Activity will increase the water requirement, so working horses may easily double their water requirement if they are sweating a lot. Lactating mares have elevated water requirements because milk production requires significant water. Other factors that affect water requirement are an increase in temperature, high humidity, and the intensity and duration of work or competition. Certain diseases, such as Cushing’s, will increase thirst. In a nutshell, supply horses with plenty of clean water at all times, except when they are extremely hot after exertion, during which occasional sips are more appropriate.

When using water tanks that must be filled periodically, opposed to automatic waterers, one of the most prominent problems is algae growth. “A little algae, while unsightly, isn’t a real problem,” according to Kathleen Crandell, Ph.D., a nutritionist with Kentucky Equine Research (KER). “However, it becomes a problem if it makes the water unpalatable and the horse stops drinking.”

During farm visits and consultations, well-read horse owners often ask Crandell about blue-green algae poisoning. “Unchecked algae growth is not beneficial for the ecosystem if it occurs in a pond, as stagnant water and manure are the perfect ingredients for growing blue-green algae. A few species of blue-green algae can produce toxins known to poison livestock,” explained Crandell. “The problem lies in not being able to visually distinguish the algae species in a pond that produce toxins from those that don't. The best method of prevention is to keep the algae growth from getting out of hand.”

Some horse owners will add a drop or two of bleach to a waterer to keep drinking water free of algae.  “Because bleach contains chlorine, it can help sanitize the water. The chlorine in bleach is the same additive used in public water systems. The bleach might help with algae growth for a day but, if the water trough is exposed to sunlight, the chlorine will evaporate in about 24 hours and will no longer be a deterrent for algae growth,” said Crandell. “For horses that are not accustomed, the taste can affect intake although, like city water, they can adapt.”

From time to time, Crandell is also asked about the use of fish in water tanks. “Fish are helpful in the spring, summer, and fall in most areas of the U.S., but it is too cold in the winter for them to survive,” said Crandell, “so they have to be moved to a more temperate environment for a few months of the year.” Fish are particularly helpful if it is a big water trough that is difficult or impossible to clean. The fish, typically goldfish or koi, help control algae growth and mosquito larvae.
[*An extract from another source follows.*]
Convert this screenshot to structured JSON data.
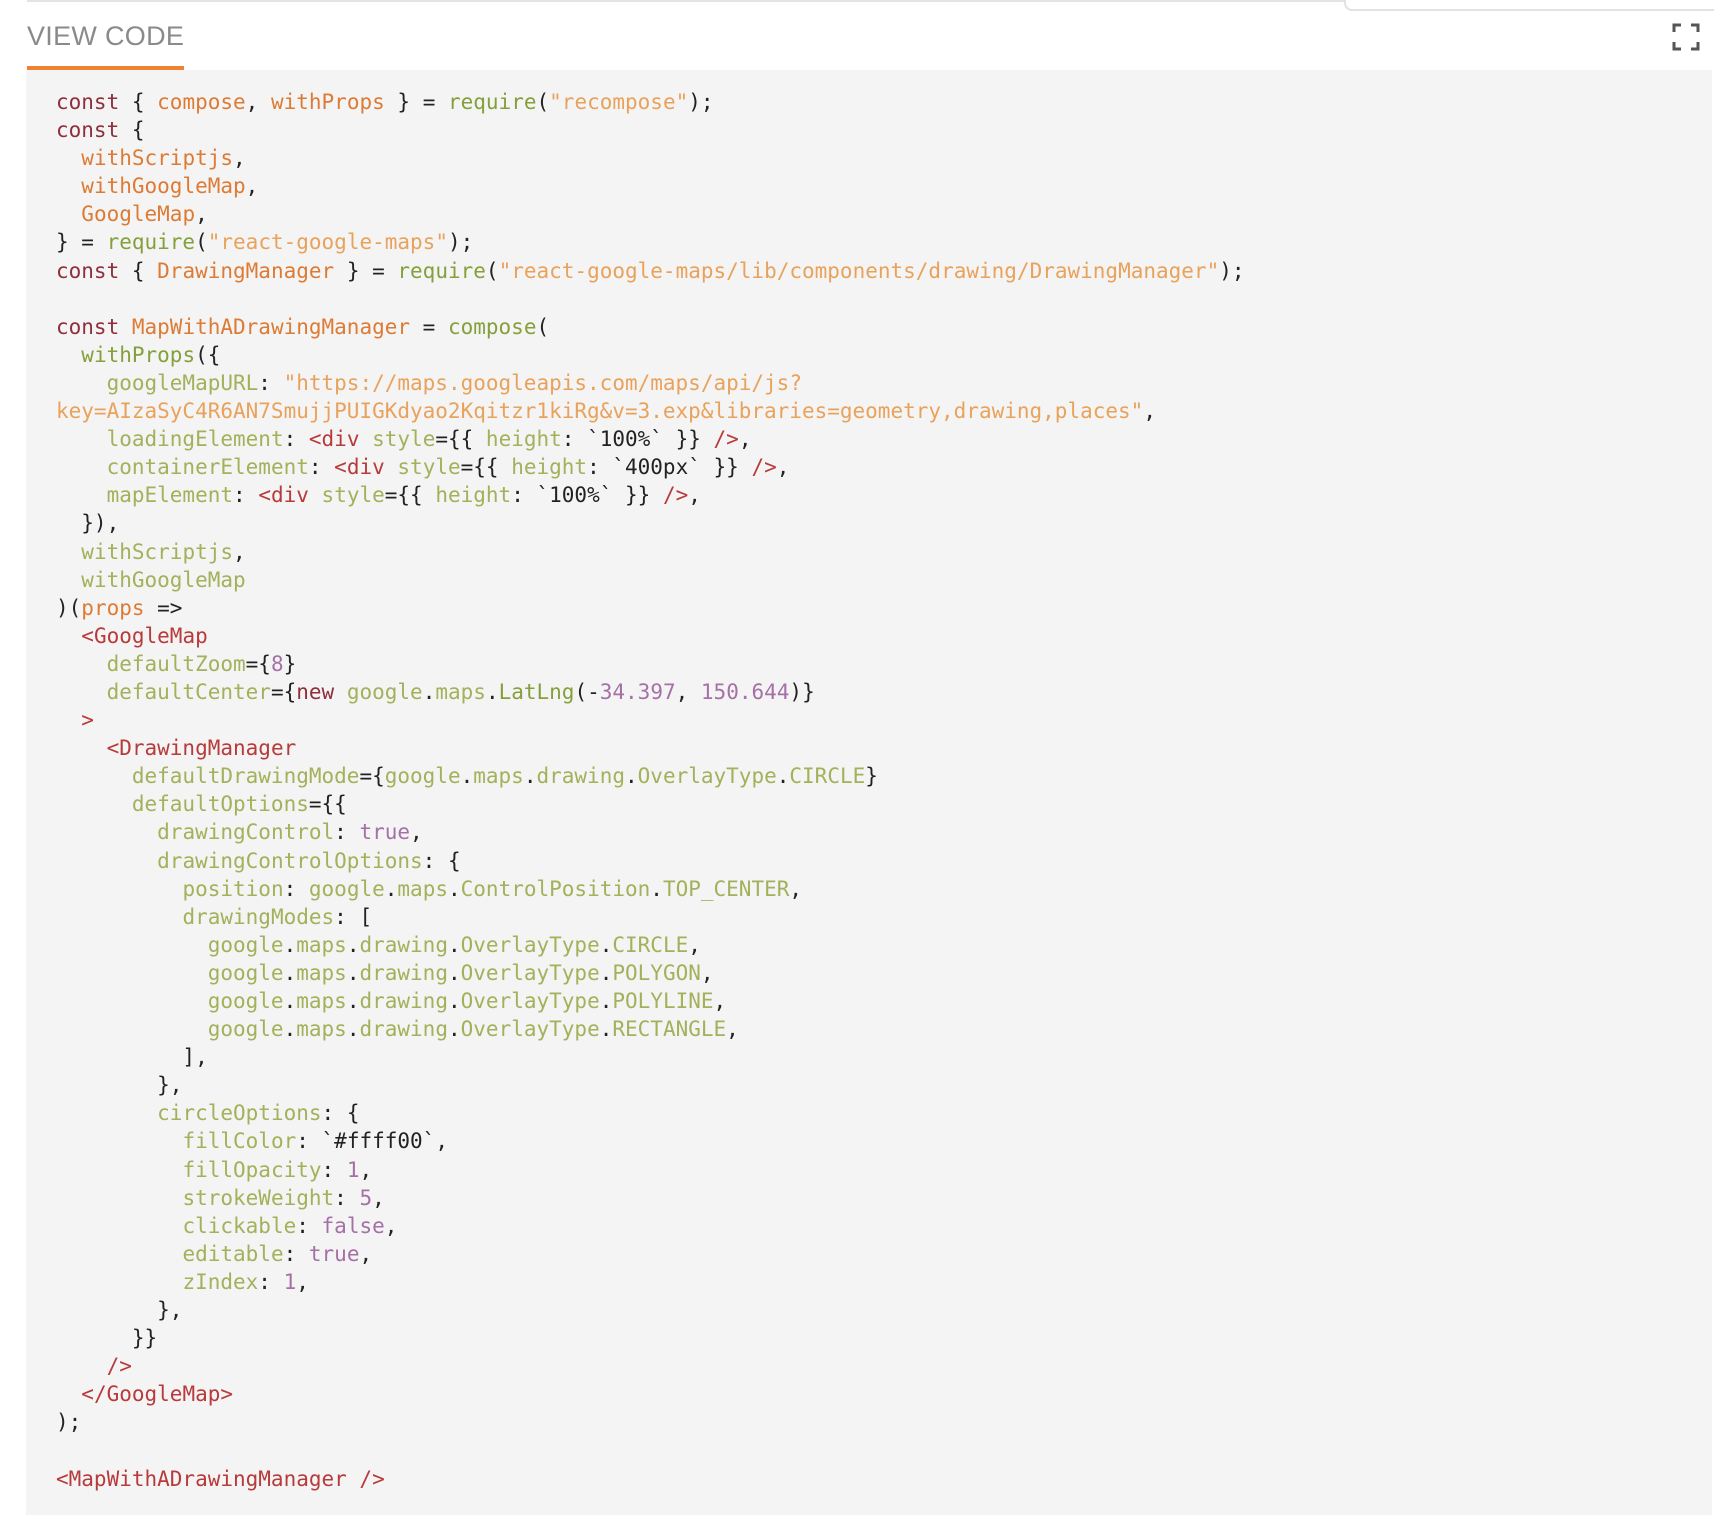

A cautionary note: bleach and fish don’t mix, so choose one of these methods to control algae growth but not both.

Some properties have natural water sources available to horses, such as streams and ponds. “If the water is fresh and not too stagnant, streams can be a great source of water for horses. Some streams can be sandy, depending on the geographic region, and these may contribute to sand colic if they are the only water source, especially if coupled with grazing sandy pastures,” said Crandell.

“A pond will work if it isn't too stagnant or has an excessive buildup of algae. A pond might not be appropriate if it is marshy or shared with wildlife or livestock, as there is a chance it can be contaminated with Leptospira, bacteria that can cause disease,” advised Crandell. “There seems to be a direct relationship with the amount of total dissolved solids (TDS) in water and intake.  The higher the TDS, the lower the intake. Murky, muddy ponds are generally higher in TDS.”

Key points:

  • Horses will generally consume one gallon (3.8 liters) of water for every 100 lb (45 kg) of body weight. For most average-size horses, this comes to 10-15 gallons (38-57 liters) of water each day.
  • Keep water tanks as clean as possible. Weekly scrubbing will usually do the trick. Don’t overlook automatic waterers, as they too can become green and slimy with algae growth.
  • A couple drops of bleach or a few fish can help minimize algae growth and are especially useful for tanks that cannot be emptied and scrubbed easily, such as cement structures.
  • Streams and ponds can provide horses with suitable drinking water, but make sure the water looks appealing and isn’t too sandy or muddy.